• YOUR TASK:
The output should be identical to the entries that follow.

• DATA PROVIDED:
• • •
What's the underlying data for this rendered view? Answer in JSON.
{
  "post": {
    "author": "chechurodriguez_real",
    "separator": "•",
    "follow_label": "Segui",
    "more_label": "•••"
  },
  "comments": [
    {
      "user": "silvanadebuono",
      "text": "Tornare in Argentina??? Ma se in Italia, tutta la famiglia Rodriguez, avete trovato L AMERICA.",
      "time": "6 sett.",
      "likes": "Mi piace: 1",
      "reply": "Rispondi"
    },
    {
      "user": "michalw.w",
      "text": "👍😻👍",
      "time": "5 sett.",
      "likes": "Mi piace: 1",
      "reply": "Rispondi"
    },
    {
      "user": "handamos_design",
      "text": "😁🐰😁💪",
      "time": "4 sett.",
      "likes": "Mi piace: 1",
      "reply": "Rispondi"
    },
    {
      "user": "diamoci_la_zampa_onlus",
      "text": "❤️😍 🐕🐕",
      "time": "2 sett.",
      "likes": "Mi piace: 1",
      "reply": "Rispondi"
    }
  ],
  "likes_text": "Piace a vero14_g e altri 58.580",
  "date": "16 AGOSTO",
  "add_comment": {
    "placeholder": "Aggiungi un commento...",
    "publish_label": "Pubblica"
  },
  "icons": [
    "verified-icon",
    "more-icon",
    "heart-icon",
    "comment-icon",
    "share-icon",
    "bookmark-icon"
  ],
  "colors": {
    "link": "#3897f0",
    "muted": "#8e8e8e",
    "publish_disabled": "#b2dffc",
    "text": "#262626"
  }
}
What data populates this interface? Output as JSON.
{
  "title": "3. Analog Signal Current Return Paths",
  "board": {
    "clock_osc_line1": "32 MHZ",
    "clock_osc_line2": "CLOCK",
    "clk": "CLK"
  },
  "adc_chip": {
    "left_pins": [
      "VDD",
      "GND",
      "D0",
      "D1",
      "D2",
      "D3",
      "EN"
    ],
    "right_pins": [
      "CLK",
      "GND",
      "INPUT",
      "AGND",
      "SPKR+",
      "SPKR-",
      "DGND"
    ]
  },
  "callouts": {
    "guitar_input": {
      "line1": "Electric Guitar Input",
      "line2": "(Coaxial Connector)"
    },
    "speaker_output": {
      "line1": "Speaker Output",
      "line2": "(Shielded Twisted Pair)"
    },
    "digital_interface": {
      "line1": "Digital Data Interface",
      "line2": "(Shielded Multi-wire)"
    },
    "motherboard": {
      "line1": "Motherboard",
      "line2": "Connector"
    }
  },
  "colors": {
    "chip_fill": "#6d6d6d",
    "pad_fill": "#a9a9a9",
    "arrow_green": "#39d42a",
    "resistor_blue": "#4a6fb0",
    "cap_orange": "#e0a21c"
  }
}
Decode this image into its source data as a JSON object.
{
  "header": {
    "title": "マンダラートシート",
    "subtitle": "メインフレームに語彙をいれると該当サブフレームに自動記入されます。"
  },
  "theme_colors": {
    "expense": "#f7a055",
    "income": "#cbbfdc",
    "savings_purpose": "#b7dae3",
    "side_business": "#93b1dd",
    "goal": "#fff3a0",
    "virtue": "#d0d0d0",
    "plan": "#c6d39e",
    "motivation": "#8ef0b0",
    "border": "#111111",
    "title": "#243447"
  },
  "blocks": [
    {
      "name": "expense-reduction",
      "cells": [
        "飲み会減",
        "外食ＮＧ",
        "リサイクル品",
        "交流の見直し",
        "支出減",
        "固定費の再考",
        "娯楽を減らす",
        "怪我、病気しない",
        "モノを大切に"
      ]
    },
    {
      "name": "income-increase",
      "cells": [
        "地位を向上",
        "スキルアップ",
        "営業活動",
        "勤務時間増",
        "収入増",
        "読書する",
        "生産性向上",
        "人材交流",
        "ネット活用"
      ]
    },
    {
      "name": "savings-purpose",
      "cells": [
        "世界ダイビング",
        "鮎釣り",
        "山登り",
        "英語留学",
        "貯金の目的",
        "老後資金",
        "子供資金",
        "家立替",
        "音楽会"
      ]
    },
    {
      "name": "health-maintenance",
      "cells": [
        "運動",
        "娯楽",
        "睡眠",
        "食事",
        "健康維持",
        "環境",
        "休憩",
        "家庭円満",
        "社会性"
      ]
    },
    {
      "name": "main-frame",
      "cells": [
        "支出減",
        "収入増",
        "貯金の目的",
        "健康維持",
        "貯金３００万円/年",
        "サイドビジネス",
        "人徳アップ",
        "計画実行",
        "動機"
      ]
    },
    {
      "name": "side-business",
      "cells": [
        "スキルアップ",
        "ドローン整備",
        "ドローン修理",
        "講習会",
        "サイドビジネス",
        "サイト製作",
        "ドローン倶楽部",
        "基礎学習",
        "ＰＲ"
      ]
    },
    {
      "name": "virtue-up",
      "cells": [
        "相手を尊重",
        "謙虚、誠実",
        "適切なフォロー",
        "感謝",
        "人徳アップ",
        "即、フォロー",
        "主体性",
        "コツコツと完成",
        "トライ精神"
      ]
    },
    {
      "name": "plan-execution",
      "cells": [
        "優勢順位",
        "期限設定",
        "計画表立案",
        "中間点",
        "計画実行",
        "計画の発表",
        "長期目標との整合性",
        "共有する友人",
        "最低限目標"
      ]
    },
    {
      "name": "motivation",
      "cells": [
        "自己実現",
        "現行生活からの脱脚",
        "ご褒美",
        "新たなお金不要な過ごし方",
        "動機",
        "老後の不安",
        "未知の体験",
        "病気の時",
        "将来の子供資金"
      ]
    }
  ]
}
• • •
• RESPONSE FOR THIS EXERCISE:
What's the underlying data for this rendered view? Answer in JSON.
{
  "post": {
    "author": "chechurodriguez_real",
    "separator": "•",
    "follow_label": "Segui",
    "more_label": "•••"
  },
  "comments": [
    {
      "user": "silvanadebuono",
      "text": "Tornare in Argentina??? Ma se in Italia, tutta la famiglia Rodriguez, avete trovato L AMERICA.",
      "time": "6 sett.",
      "likes": "Mi piace: 1",
      "reply": "Rispondi"
    },
    {
      "user": "michalw.w",
      "text": "👍😻👍",
      "time": "5 sett.",
      "likes": "Mi piace: 1",
      "reply": "Rispondi"
    },
    {
      "user": "handamos_design",
      "text": "😁🐰😁💪",
      "time": "4 sett.",
      "likes": "Mi piace: 1",
      "reply": "Rispondi"
    },
    {
      "user": "diamoci_la_zampa_onlus",
      "text": "❤️😍 🐕🐕",
      "time": "2 sett.",
      "likes": "Mi piace: 1",
      "reply": "Rispondi"
    }
  ],
  "likes_text": "Piace a vero14_g e altri 58.580",
  "date": "16 AGOSTO",
  "add_comment": {
    "placeholder": "Aggiungi un commento...",
    "publish_label": "Pubblica"
  },
  "icons": [
    "verified-icon",
    "more-icon",
    "heart-icon",
    "comment-icon",
    "share-icon",
    "bookmark-icon"
  ],
  "colors": {
    "link": "#3897f0",
    "muted": "#8e8e8e",
    "publish_disabled": "#b2dffc",
    "text": "#262626"
  }
}
What data populates this interface? Output as JSON.
{
  "title": "3. Analog Signal Current Return Paths",
  "board": {
    "clock_osc_line1": "32 MHZ",
    "clock_osc_line2": "CLOCK",
    "clk": "CLK"
  },
  "adc_chip": {
    "left_pins": [
      "VDD",
      "GND",
      "D0",
      "D1",
      "D2",
      "D3",
      "EN"
    ],
    "right_pins": [
      "CLK",
      "GND",
      "INPUT",
      "AGND",
      "SPKR+",
      "SPKR-",
      "DGND"
    ]
  },
  "callouts": {
    "guitar_input": {
      "line1": "Electric Guitar Input",
      "line2": "(Coaxial Connector)"
    },
    "speaker_output": {
      "line1": "Speaker Output",
      "line2": "(Shielded Twisted Pair)"
    },
    "digital_interface": {
      "line1": "Digital Data Interface",
      "line2": "(Shielded Multi-wire)"
    },
    "motherboard": {
      "line1": "Motherboard",
      "line2": "Connector"
    }
  },
  "colors": {
    "chip_fill": "#6d6d6d",
    "pad_fill": "#a9a9a9",
    "arrow_green": "#39d42a",
    "resistor_blue": "#4a6fb0",
    "cap_orange": "#e0a21c"
  }
}
Decode this image into its source data as a JSON object.
{
  "header": {
    "title": "マンダラートシート",
    "subtitle": "メインフレームに語彙をいれると該当サブフレームに自動記入されます。"
  },
  "theme_colors": {
    "expense": "#f7a055",
    "income": "#cbbfdc",
    "savings_purpose": "#b7dae3",
    "side_business": "#93b1dd",
    "goal": "#fff3a0",
    "virtue": "#d0d0d0",
    "plan": "#c6d39e",
    "motivation": "#8ef0b0",
    "border": "#111111",
    "title": "#243447"
  },
  "blocks": [
    {
      "name": "expense-reduction",
      "cells": [
        "飲み会減",
        "外食ＮＧ",
        "リサイクル品",
        "交流の見直し",
        "支出減",
        "固定費の再考",
        "娯楽を減らす",
        "怪我、病気しない",
        "モノを大切に"
      ]
    },
    {
      "name": "income-increase",
      "cells": [
        "地位を向上",
        "スキルアップ",
        "営業活動",
        "勤務時間増",
        "収入増",
        "読書する",
        "生産性向上",
        "人材交流",
        "ネット活用"
      ]
    },
    {
      "name": "savings-purpose",
      "cells": [
        "世界ダイビング",
        "鮎釣り",
        "山登り",
        "英語留学",
        "貯金の目的",
        "老後資金",
        "子供資金",
        "家立替",
        "音楽会"
      ]
    },
    {
      "name": "health-maintenance",
      "cells": [
        "運動",
        "娯楽",
        "睡眠",
        "食事",
        "健康維持",
        "環境",
        "休憩",
        "家庭円満",
        "社会性"
      ]
    },
    {
      "name": "main-frame",
      "cells": [
        "支出減",
        "収入増",
        "貯金の目的",
        "健康維持",
        "貯金３００万円/年",
        "サイドビジネス",
        "人徳アップ",
        "計画実行",
        "動機"
      ]
    },
    {
      "name": "side-business",
      "cells": [
        "スキルアップ",
        "ドローン整備",
        "ドローン修理",
        "講習会",
        "サイドビジネス",
        "サイト製作",
        "ドローン倶楽部",
        "基礎学習",
        "ＰＲ"
      ]
    },
    {
      "name": "virtue-up",
      "cells": [
        "相手を尊重",
        "謙虚、誠実",
        "適切なフォロー",
        "感謝",
        "人徳アップ",
        "即、フォロー",
        "主体性",
        "コツコツと完成",
        "トライ精神"
      ]
    },
    {
      "name": "plan-execution",
      "cells": [
        "優勢順位",
        "期限設定",
        "計画表立案",
        "中間点",
        "計画実行",
        "計画の発表",
        "長期目標との整合性",
        "共有する友人",
        "最低限目標"
      ]
    },
    {
      "name": "motivation",
      "cells": [
        "自己実現",
        "現行生活からの脱脚",
        "ご褒美",
        "新たなお金不要な過ごし方",
        "動機",
        "老後の不安",
        "未知の体験",
        "病気の時",
        "将来の子供資金"
      ]
    }
  ]
}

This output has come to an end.